The task: Find the lines in the listing below that have the word "repository" and give their count, nothing else.
Top of Material shown
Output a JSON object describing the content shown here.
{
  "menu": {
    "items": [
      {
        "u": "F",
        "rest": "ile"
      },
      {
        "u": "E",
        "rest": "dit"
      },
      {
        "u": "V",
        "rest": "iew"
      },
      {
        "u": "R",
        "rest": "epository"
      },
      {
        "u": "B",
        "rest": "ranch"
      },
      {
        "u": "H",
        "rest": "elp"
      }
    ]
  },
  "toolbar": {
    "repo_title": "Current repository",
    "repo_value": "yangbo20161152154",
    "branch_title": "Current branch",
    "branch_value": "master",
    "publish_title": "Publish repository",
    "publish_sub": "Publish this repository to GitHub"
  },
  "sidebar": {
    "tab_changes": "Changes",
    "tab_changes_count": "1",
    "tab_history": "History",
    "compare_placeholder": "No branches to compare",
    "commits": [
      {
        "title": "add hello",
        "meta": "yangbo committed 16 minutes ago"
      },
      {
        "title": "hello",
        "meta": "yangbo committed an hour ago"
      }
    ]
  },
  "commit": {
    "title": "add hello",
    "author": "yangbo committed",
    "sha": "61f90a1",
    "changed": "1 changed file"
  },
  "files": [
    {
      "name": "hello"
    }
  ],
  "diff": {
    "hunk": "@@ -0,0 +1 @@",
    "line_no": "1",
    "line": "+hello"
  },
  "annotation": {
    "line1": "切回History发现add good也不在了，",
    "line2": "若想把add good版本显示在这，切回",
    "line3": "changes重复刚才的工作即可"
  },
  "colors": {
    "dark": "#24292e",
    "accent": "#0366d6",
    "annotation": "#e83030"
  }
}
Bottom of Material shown
Output below: 3